*** Input for this task ***

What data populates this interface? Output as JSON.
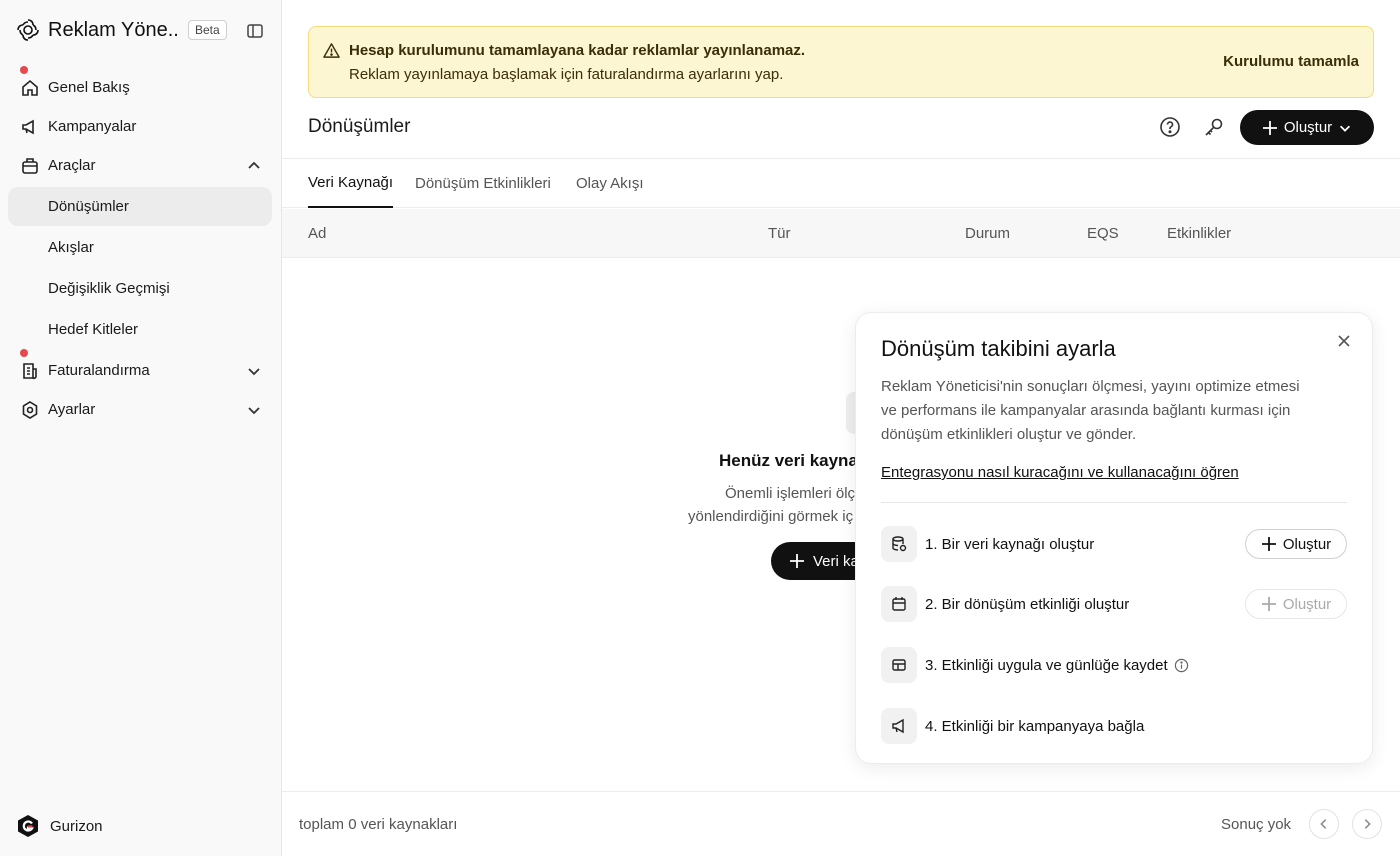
{
  "app": {
    "title": "Reklam Yöne...",
    "beta_label": "Beta"
  },
  "sidebar": {
    "items": [
      {
        "label": "Genel Bakış",
        "icon": "home-icon",
        "has_dot": true
      },
      {
        "label": "Kampanyalar",
        "icon": "megaphone-icon"
      },
      {
        "label": "Araçlar",
        "icon": "tools-icon",
        "expanded": true
      },
      {
        "label": "Dönüşümler",
        "active": true
      },
      {
        "label": "Akışlar"
      },
      {
        "label": "Değişiklik Geçmişi"
      },
      {
        "label": "Hedef Kitleler"
      },
      {
        "label": "Faturalandırma",
        "icon": "billing-icon",
        "has_dot": true
      },
      {
        "label": "Ayarlar",
        "icon": "settings-icon"
      }
    ],
    "org_name": "Gurizon"
  },
  "banner": {
    "title": "Hesap kurulumunu tamamlayana kadar reklamlar yayınlanamaz.",
    "text": "Reklam yayınlamaya başlamak için faturalandırma ayarlarını yap.",
    "action": "Kurulumu tamamla"
  },
  "page": {
    "title": "Dönüşümler",
    "create_label": "Oluştur"
  },
  "tabs": [
    "Veri Kaynağı",
    "Dönüşüm Etkinlikleri",
    "Olay Akışı"
  ],
  "table": {
    "columns": [
      "Ad",
      "Tür",
      "Durum",
      "EQS",
      "Etkinlikler"
    ]
  },
  "empty": {
    "title": "Henüz veri kayna",
    "desc_line1": "Önemli işlemleri ölç",
    "desc_line2": "yönlendirdiğini görmek iç",
    "button": "Veri ka"
  },
  "footer": {
    "total": "toplam 0 veri kaynakları",
    "result": "Sonuç yok"
  },
  "panel": {
    "title": "Dönüşüm takibini ayarla",
    "desc_lines": [
      "Reklam Yöneticisi'nin sonuçları ölçmesi, yayını optimize etmesi",
      "ve performans ile kampanyalar arasında bağlantı kurması için",
      "dönüşüm etkinlikleri oluştur ve gönder."
    ],
    "link": "Entegrasyonu nasıl kuracağını ve kullanacağını öğren",
    "steps": [
      {
        "label": "1. Bir veri kaynağı oluştur",
        "button": "Oluştur",
        "button_enabled": true
      },
      {
        "label": "2. Bir dönüşüm etkinliği oluştur",
        "button": "Oluştur",
        "button_enabled": false
      },
      {
        "label": "3. Etkinliği uygula ve günlüğe kaydet"
      },
      {
        "label": "4. Etkinliği bir kampanyaya bağla"
      }
    ]
  },
  "colors": {
    "accent": "#111111",
    "banner_bg": "#fdf6d3",
    "banner_border": "#f3dc7a",
    "notification_dot": "#e5484d"
  }
}
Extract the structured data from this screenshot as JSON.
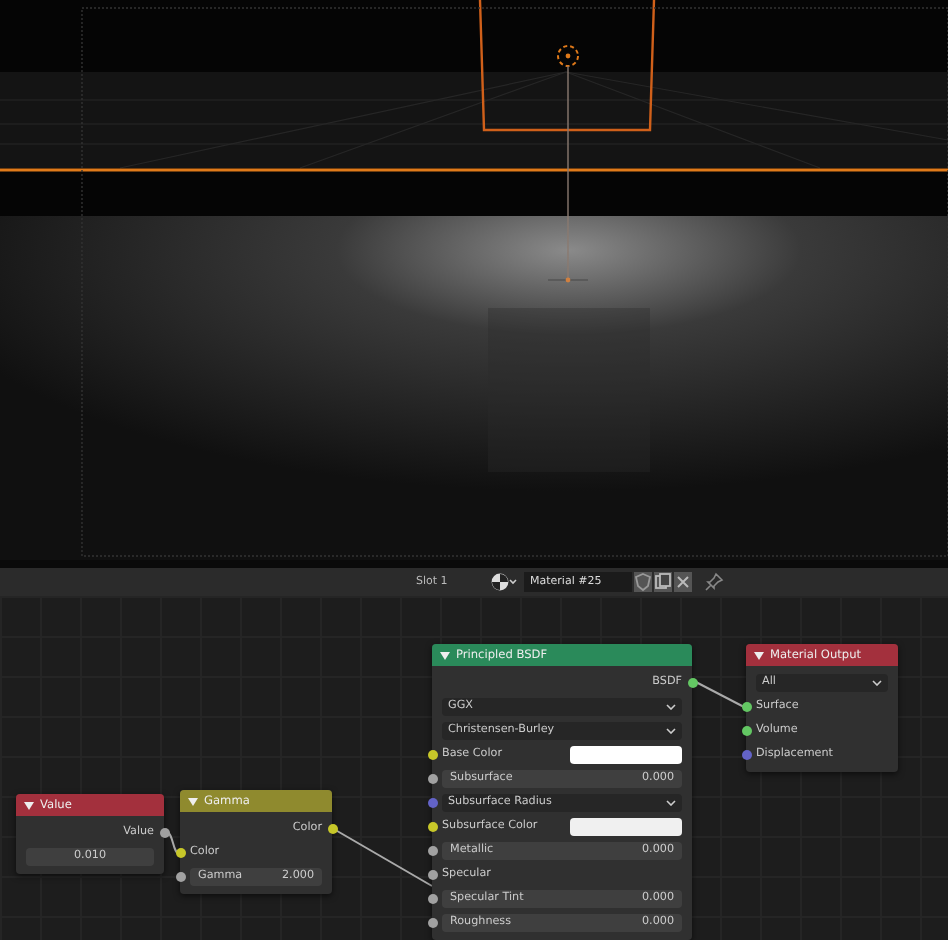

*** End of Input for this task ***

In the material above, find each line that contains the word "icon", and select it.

        "icon": "home-icon",
        "icon": "megaphone-icon"
        "icon": "tools-icon",
        "icon": "billing-icon",
        "icon": "settings-icon"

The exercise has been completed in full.